Motherboard: This Guy Is Digitizing the VHS History of Video Games. “In the 80s and 90s, video game companies and trade magazines made [VHS] tapes to accompany popular titles or new issues with bonus material or promotional footage, giving a glimpse into how marketing for games was done in the industry’s early days. [Chris] Scullion has 18 tapes to upload so far, and plans to provide accompanying commentary as well as the raw video as they go up on his YouTube channel.”

NPR: Videotapes Are Becoming Unwatchable As Archivists Work To Save Them

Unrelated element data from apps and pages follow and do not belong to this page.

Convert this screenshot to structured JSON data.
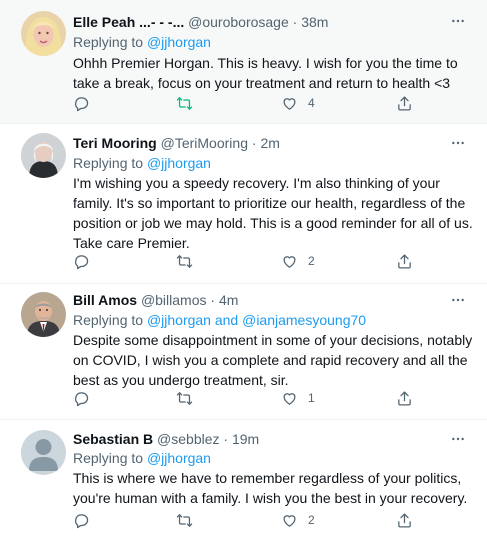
{
  "tweets": [
    {
      "name": "Elle Peah ...- - -...",
      "handle": "@ouroborosage",
      "time": "38m",
      "replying_prefix": "Replying to",
      "replying_to": "@jjhorgan",
      "text": "Ohhh Premier Horgan. This is heavy. I wish for you the time to take a break, focus on your treatment and return to health <3",
      "retweet_active": true,
      "likes": "4"
    },
    {
      "name": "Teri Mooring",
      "handle": "@TeriMooring",
      "time": "2m",
      "replying_prefix": "Replying to",
      "replying_to": "@jjhorgan",
      "text": "I'm wishing you a speedy recovery. I'm also thinking of your family. It's so important to prioritize our health, regardless of the position or job we may hold. This is a good reminder for all of us. Take care Premier.",
      "likes": "2"
    },
    {
      "name": "Bill Amos",
      "handle": "@billamos",
      "time": "4m",
      "replying_prefix": "Replying to",
      "replying_to": "@jjhorgan and @ianjamesyoung70",
      "text": "Despite some disappointment in some of your decisions, notably on COVID, I wish you a complete and rapid recovery and all the best as you undergo treatment, sir.",
      "likes": "1"
    },
    {
      "name": "Sebastian B",
      "handle": "@sebblez",
      "time": "19m",
      "replying_prefix": "Replying to",
      "replying_to": "@jjhorgan",
      "text": "This is where we have to remember regardless of your politics, you're human with a family.  I wish you the best in your recovery.",
      "likes": "2"
    }
  ],
  "colors": {
    "link": "#1d9bf0",
    "secondary": "#536471",
    "retweet_active": "#00ba7c",
    "highlight_bg": "#f7f9f9"
  },
  "icons": [
    "more-icon",
    "reply-icon",
    "retweet-icon",
    "like-icon",
    "share-icon"
  ]
}
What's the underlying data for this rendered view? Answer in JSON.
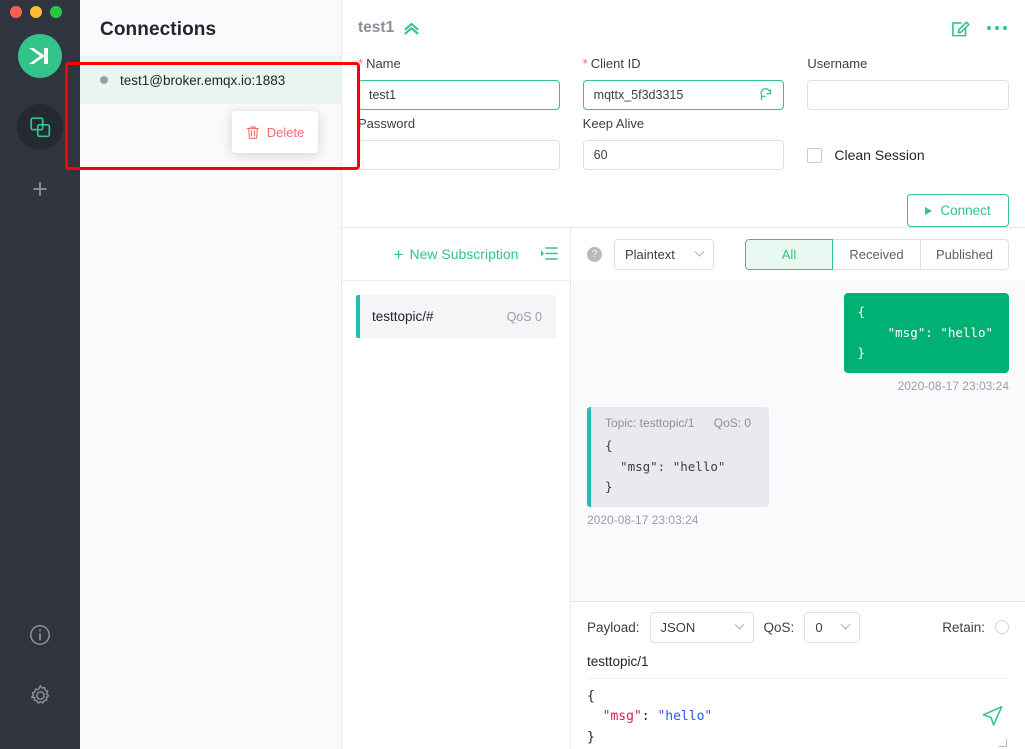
{
  "window": {
    "traffic_lights": [
      "close",
      "minimize",
      "maximize"
    ]
  },
  "rail": {
    "logo": "mqttx-logo",
    "items": [
      {
        "name": "connections",
        "icon": "connections-icon",
        "active": true
      },
      {
        "name": "new-connection",
        "icon": "plus-icon",
        "label": "+",
        "active": false
      }
    ],
    "bottom": [
      {
        "name": "about",
        "icon": "info-icon"
      },
      {
        "name": "settings",
        "icon": "gear-icon"
      }
    ]
  },
  "connections": {
    "title": "Connections",
    "items": [
      {
        "name": "test1@broker.emqx.io:1883",
        "status": "disconnected"
      }
    ],
    "context_menu": {
      "delete_label": "Delete",
      "icon": "trash-icon"
    }
  },
  "header": {
    "title": "test1",
    "collapse_icon": "double-chevron-up-icon",
    "edit_icon": "edit-icon",
    "more_icon": "more-dots-icon"
  },
  "form": {
    "name": {
      "label": "Name",
      "required": true,
      "value": "test1"
    },
    "client_id": {
      "label": "Client ID",
      "required": true,
      "value": "mqttx_5f3d3315",
      "refresh_icon": "refresh-icon"
    },
    "username": {
      "label": "Username",
      "required": false,
      "value": ""
    },
    "password": {
      "label": "Password",
      "required": false,
      "value": ""
    },
    "keep_alive": {
      "label": "Keep Alive",
      "required": false,
      "value": "60"
    },
    "clean_session": {
      "label": "Clean Session",
      "checked": false
    },
    "connect_button": {
      "label": "Connect",
      "icon": "play-icon"
    }
  },
  "subscriptions": {
    "new_label": "New Subscription",
    "plus": "+",
    "list_icon": "subscription-list-icon",
    "items": [
      {
        "topic": "testtopic/#",
        "qos": "QoS 0"
      }
    ]
  },
  "messages": {
    "help_icon": "?",
    "format": {
      "value": "Plaintext",
      "chevron": "chevron-down-icon"
    },
    "tabs": [
      {
        "label": "All",
        "active": true
      },
      {
        "label": "Received",
        "active": false
      },
      {
        "label": "Published",
        "active": false
      }
    ],
    "items": [
      {
        "direction": "published",
        "body": "{\n    \"msg\": \"hello\"\n}",
        "timestamp": "2020-08-17 23:03:24"
      },
      {
        "direction": "received",
        "topic_label": "Topic: testtopic/1",
        "qos_label": "QoS: 0",
        "body": "{\n  \"msg\": \"hello\"\n}",
        "timestamp": "2020-08-17 23:03:24"
      }
    ]
  },
  "publish": {
    "payload_label": "Payload:",
    "payload_value": "JSON",
    "qos_label": "QoS:",
    "qos_value": "0",
    "retain_label": "Retain:",
    "retain_checked": false,
    "topic": "testtopic/1",
    "editor": {
      "line1": "{",
      "key": "\"msg\"",
      "colon": ": ",
      "value": "\"hello\"",
      "line3": "}"
    },
    "send_icon": "send-icon"
  },
  "colors": {
    "accent_green": "#34c388",
    "bubble_green": "#00b173",
    "teal_bar": "#1fc0b0",
    "danger_red": "#f56c6c",
    "annotation_red": "#ff0000",
    "rail_bg": "#31353f"
  }
}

NPR: Videotapes Are Becoming Unwatchable As Archivists Work To Save Them. “[Mary] Kidd and the others are archivists and preservationists, and they’re part of a group called XFR Collective (pronounced Transfer Collective). Most work professionally, but they volunteer their free time to do this. And while the mood is light, there is a sense of a deadline…. That’s because research suggests that tapes like this aren’t going to live beyond 15 to 20 years. Some call this the ‘magnetic media crisis,’ and archivists, preservationists, and librarians like the ones in the XFR Collective are trying to reverse it.”

The Atlantic: Yale’s Project to Preserve Movies on VHS

The Atlantic has a fascinating article on preserving movies in VHS format. “VHS is a maligned medium. Libraries are rapidly culling it from their collections, a project in Ontario, Canada, wants to recycle the province’s 2.26 billion tapes, and the rise of digital streaming has made it mostly irrelevant to the general public. It’s often described as obsolete, even by those charged with preserving America’s cultural heritage. One reason Yale bought this video collection was to preserve rare titles—it’s been estimated that about 40 to 45 percent of content distributed on VHS never made its way into any subsequent digital format. But the primary focus of this collection effort was the physical nature of the medium and the cultures it changed and created.”